To support increasingly popular hybrid cloud designs, Nutanix offers full portability of licenses between on-premises private clouds and public cloud environments, such as AWS. This gives IT professionals investment protection, knowing that investments in private cloud infrastructure can be easily shifted to a public cloud initiative.
Additionally, because Nutanix modeled its solutions on popular cloud and SaaS offerings, Nutanix products are known for full lifecycle simplicity and ease of use, from initial deployment, production scaling, and troubleshooting.
Comparing Hyperconverged & Hybrid Cloud Solutions from VMware and Nutanix
One of the main differentiators between Nutanix and VMware solutions lies in the product-to-product breakdown. See the charts below for a side-by-side comparison of hyperconverged infrastructure and hybrid cloud solutions offered.
|Hypervisors supported||VMware ESXi, Nutanix AHV, Microsoft Hyper-V
||VMware ESXi only|
|Additional hypervisor licenses required||AHV virtualization included at no cost||Virtualization licenses are sold separately|
|Architectural design||Modern web-scale architecture||Legacy SAN technologies retrofitted into software|
|Native file storage services||Yes, via Nutanix Files||Yes, via File Services

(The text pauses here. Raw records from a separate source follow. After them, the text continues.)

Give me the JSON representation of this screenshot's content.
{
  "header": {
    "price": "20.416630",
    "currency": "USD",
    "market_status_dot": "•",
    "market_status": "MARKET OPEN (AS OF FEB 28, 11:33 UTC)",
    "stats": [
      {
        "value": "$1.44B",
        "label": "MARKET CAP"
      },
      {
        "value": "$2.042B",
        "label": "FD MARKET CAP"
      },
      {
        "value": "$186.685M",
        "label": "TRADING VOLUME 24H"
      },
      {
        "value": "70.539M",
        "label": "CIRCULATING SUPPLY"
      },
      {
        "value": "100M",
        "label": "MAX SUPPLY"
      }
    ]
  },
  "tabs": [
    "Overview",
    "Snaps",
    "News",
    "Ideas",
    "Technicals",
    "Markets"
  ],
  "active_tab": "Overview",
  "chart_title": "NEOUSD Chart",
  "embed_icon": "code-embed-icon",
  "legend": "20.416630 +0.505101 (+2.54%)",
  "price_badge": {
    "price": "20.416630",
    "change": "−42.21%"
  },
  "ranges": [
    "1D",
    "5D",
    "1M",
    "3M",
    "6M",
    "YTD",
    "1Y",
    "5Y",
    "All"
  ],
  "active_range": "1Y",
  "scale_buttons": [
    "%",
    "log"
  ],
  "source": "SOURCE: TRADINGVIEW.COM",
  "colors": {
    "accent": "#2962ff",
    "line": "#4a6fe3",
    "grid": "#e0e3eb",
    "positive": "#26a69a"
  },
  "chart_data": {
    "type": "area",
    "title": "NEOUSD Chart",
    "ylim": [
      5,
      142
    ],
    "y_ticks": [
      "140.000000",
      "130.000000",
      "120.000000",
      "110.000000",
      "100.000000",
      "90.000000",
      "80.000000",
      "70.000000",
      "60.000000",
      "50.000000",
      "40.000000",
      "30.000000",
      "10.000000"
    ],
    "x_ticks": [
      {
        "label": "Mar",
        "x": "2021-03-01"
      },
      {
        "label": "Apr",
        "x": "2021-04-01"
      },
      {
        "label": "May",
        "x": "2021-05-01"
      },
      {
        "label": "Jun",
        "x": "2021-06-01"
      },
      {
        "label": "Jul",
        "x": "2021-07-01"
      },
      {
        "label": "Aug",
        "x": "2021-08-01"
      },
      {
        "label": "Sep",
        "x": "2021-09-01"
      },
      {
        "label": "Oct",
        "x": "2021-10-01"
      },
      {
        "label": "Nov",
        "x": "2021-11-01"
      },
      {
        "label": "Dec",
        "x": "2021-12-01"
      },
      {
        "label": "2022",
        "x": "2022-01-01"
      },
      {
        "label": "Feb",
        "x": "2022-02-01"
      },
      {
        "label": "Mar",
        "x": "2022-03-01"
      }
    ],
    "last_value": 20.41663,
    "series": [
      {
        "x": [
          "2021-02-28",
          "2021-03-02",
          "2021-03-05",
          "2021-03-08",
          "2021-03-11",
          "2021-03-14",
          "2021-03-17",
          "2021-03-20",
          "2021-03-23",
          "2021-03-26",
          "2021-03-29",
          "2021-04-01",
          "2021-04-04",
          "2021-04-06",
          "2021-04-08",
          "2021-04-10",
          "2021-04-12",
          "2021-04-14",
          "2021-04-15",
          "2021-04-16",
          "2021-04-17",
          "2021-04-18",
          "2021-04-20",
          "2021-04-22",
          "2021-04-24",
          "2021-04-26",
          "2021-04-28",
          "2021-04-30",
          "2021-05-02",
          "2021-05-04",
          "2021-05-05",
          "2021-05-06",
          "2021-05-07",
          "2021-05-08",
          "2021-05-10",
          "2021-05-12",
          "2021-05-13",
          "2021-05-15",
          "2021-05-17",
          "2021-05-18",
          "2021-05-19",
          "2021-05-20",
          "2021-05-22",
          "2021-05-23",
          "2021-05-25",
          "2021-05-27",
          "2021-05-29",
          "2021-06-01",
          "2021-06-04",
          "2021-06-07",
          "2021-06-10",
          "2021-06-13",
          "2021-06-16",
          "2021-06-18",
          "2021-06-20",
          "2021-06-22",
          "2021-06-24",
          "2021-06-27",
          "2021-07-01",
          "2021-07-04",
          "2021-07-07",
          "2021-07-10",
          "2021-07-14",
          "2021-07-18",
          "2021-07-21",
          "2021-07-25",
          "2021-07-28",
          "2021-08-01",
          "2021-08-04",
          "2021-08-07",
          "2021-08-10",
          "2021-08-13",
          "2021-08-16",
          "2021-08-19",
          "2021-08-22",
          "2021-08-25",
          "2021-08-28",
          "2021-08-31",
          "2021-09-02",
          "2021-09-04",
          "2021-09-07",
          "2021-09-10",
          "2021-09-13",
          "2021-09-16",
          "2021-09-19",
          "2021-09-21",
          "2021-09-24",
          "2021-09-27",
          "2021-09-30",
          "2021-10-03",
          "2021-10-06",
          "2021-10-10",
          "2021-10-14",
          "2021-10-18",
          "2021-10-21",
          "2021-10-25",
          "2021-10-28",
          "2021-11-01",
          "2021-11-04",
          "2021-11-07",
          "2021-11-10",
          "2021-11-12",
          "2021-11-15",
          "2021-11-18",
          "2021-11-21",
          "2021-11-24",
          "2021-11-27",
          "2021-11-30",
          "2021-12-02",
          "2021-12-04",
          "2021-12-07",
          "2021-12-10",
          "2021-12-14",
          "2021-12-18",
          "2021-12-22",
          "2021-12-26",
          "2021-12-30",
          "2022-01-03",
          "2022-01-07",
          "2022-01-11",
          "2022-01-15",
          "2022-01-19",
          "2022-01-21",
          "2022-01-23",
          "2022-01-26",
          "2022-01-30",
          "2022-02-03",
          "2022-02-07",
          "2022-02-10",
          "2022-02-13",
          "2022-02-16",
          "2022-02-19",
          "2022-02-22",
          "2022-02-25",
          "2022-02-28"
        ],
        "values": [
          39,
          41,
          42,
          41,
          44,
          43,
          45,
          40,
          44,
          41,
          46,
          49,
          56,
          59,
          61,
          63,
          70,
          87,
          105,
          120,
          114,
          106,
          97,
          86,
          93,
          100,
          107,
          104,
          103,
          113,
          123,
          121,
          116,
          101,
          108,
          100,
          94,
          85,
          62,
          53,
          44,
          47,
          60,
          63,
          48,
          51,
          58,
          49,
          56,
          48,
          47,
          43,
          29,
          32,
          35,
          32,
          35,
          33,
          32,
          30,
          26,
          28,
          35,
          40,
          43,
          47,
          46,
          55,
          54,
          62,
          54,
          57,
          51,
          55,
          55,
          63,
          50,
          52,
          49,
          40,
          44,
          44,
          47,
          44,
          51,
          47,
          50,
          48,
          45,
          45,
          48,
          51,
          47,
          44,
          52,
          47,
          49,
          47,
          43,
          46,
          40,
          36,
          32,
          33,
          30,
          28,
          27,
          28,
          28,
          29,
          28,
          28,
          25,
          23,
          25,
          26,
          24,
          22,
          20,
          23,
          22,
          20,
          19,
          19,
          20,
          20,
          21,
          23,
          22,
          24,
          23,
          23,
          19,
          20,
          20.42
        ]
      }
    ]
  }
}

|Native object storage services||Yes, via Nutanix Objects||No native support. Third party products required|
|Integrated Database as a Service||Yes, via Nutanix Database Service
|Integrated machine learning||Yes||No|
|Low-latency application performance via data locality||Yes||Architecturally not possible|
|Delivery model||Customer managed for full flexibility||Available only as a VMware-managed service|
|Public clouds supported||AWS and Azure (announced support)||AWS, Azure, and Google Cloud|
|Integration with public clouds||Natively integrated
||Requires proprietary gateways for network integration
|License portability between public and private clouds||Fully supported||Very limited support
|VM hibernation to reduce costs||Supported